- Sylvain

I don't really understand you very well, but then again I don't think I've ever really understood your problem with WSGI.

First of all, there is nothing wrong with if/then/else, is there?  It's a cornerstone of structured programming.  In cases where if/then/else can be clumsy I don't see how WSGI prevents you from using other dispatch mechanisms such as polymorphism.

And I don't understand your Content-Type example.  Could you elaborate?  Perhaps with a code example?  Show something you can do with, say CGI or CherryPy that you can't do elegantly with WSGI.  It's Ok to post to your Weblog.  I read that :-)

Also, what's so strange about the idea that a framework might depend on a particular bit of WSGI middleware?  Almost all software has some dependency.  Why can't Pylons have some dependency?  CherryPy certainly has dependencies.  WHy is it important for "WSGI defenders" to make the obvious statement that "software often has dependencies"?

I'd appreciate any clarification.

The I think the appeal of the middleware that Uche created (and WSGI middleware in general) is that it is a component that can be "mixed and matched" into other WSGI frameworks immediately.  His tool is available for use within CherryPy, Pylons, web.py and any other present/future WSGI compatible framework.

There is no need to write a Pylons version, a CherryPy version, etc.  Because they adhere to the WSGI spec, and so does Uche's middleware (at least it is close enough for horseshoes and hand grenades ;-) ), they can work together quite simply.

Like Uche, I don't see the problem with having dependencies on middleware.  But what if one/more of Pylons' dependencies were also useful to Turbogears and they integrated it/them?  Wouldn't that be handy?
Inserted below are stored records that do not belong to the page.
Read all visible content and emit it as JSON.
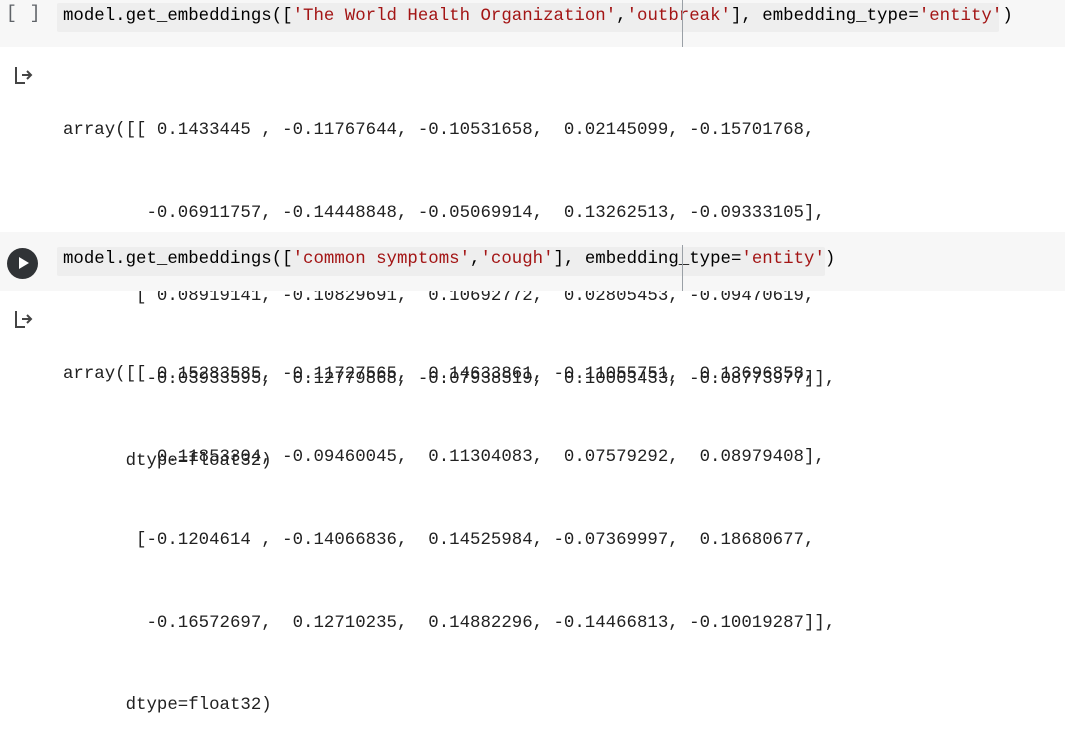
{
  "cells": [
    {
      "run_indicator": "[ ]",
      "code": {
        "prefix": "model.get_embeddings([",
        "s1": "'The World Health Organization'",
        "comma": ",",
        "s2": "'outbreak'",
        "mid": "], embedding_type=",
        "s3": "'entity'",
        "suffix": ")"
      },
      "output_lines": [
        "array([[ 0.1433445 , -0.11767644, -0.10531658,  0.02145099, -0.15701768,",
        "        -0.06911757, -0.14448848, -0.05069914,  0.13262513, -0.09333105],",
        "       [ 0.08919141, -0.10829691,  0.10692772,  0.02805453, -0.09470619,",
        "        -0.03933595,  0.12779868, -0.07938519,  0.10003433, -0.08773977]],",
        "      dtype=float32)"
      ]
    },
    {
      "run_indicator": "play",
      "code": {
        "prefix": "model.get_embeddings([",
        "s1": "'common symptoms'",
        "comma": ",",
        "s2": "'cough'",
        "mid": "], embedding_type=",
        "s3": "'entity'",
        "suffix": ")"
      },
      "output_lines": [
        "array([[ 0.15283585, -0.11727565,  0.14633861, -0.11055751,  0.13696858,",
        "         0.11853304, -0.09460045,  0.11304083,  0.07579292,  0.08979408],",
        "       [-0.1204614 , -0.14066836,  0.14525984, -0.07369997,  0.18680677,",
        "        -0.16572697,  0.12710235,  0.14882296, -0.14466813, -0.10019287]],",
        "      dtype=float32)"
      ]
    }
  ],
  "icons": {
    "run_play": "play-icon",
    "output": "output-arrow-icon"
  },
  "colors": {
    "string": "#a31515",
    "cell_bg": "#f7f7f7",
    "play_button": "#303336"
  }
}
Anyhow, I think you might be expecting more from WSGI than it is capable of, which from what I gather is <srong>connecting Python web components</strong>.  It is a good step towards making all the work that all of us are doing in Python web development more useful to each other.  Pretty cool if you ask me :-)

We'll chat more about it someday I imagine ;-)